Finally, there is no doubt that Henrique is a team leader. I argued that he could have been named captain instead of Andy Greene when that took place, and while I think Greene was ultimately the right guy, I still believe Henrique would have succeeded with the ‘C’ as well. He is a high character guy, works hard, and can provide a strong model for the young players on how to do it right in the NHL in order to succeed. If he stays around long enough, I could easily see him becoming the next team captain after Greene.

Also, for a quick off the ice argument too, he is absolutely a “Devil”. That is hard to describe and put into words, but I think you might know what I mean. He was drafted here, he has developed his talent here, he is a fan favorite, and he is responsible for the single best play that has happened to this franchise in a decade. As can be seen with what happened with Shattenkirk, it can be tough to recruit players to come to Newark and to make star players excited to play for the Devils. When someone comes along who wants to play here and is good enough to play here for a long stretch of time, there is something endearing about that, something that connects you to that person. I think Henrique has some of that, especially if he stays and plays well for a while longer. It would be sad to get rid of that. Hopefully Hischier becomes that (although he hopefully becomes a better player), and hopefully Hall re-signs and becomes that (definitely a better player), but at the moment, Henrique is that. Who else is? Zajac? Greene? I’d be hard pressed to say anyone feels more like a true Devil than Henrique right now.

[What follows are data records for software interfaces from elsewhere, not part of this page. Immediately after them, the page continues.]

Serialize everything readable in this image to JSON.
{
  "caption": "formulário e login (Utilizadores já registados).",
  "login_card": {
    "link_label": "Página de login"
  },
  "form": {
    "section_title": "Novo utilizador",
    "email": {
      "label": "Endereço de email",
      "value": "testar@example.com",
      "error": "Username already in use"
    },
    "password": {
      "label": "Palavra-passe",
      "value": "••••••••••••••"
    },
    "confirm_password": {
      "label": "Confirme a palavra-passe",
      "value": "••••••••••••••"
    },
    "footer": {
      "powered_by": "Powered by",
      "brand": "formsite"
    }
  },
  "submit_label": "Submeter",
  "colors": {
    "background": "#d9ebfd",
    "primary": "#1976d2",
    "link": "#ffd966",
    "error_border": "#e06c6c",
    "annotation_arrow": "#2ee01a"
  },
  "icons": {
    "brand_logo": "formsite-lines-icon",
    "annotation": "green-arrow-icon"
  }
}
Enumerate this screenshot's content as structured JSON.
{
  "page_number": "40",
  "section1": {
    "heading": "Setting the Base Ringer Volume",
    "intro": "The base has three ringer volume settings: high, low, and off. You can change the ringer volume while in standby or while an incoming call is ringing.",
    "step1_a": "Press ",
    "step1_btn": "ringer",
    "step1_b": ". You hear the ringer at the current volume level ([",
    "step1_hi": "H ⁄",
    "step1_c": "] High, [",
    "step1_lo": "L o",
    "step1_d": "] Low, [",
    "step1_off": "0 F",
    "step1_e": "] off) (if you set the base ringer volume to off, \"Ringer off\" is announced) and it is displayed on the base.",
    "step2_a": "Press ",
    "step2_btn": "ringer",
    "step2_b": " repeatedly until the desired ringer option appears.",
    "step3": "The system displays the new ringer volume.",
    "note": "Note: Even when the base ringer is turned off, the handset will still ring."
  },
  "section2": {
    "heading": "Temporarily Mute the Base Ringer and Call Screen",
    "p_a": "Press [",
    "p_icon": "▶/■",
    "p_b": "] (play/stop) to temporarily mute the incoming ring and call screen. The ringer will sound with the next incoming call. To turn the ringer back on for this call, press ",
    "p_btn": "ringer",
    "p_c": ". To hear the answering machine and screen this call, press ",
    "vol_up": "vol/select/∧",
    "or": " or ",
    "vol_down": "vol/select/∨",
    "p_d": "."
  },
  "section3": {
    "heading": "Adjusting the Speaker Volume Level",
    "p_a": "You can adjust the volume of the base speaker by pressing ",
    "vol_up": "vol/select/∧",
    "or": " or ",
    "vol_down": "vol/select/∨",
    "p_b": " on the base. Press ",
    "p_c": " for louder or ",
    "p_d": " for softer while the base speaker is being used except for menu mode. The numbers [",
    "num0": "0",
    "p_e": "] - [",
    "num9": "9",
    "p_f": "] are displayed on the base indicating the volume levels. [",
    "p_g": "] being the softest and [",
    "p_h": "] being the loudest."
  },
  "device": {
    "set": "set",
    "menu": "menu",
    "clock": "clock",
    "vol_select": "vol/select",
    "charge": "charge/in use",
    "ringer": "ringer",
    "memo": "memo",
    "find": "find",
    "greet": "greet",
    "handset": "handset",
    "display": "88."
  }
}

In the end, that is only just a little bit of the information I could provide that shows Henrique deserves to stay with the New Jersey Devils. He also is a great penalty killer, plays against some tough competition while not being sheltered, etc., but that can be discussed in more depth another time. I understand fully that the Devils need a good defender, and you need to trade someone of value to get value back. However, I am not convinced that Henrique should be that value that is traded away. He is quite significant to this team, even if he is not producing high point totals. Even to that, however, give him solid, consistent, actual top 6 linemates this season and I would bet he produces more than last season. He may never breach 60 or 70 points in a season, but he does so much else both on and off the ice, especially as a leader, that I find it tough to just say get rid of him. He is a Devil, and I think he should remain that way.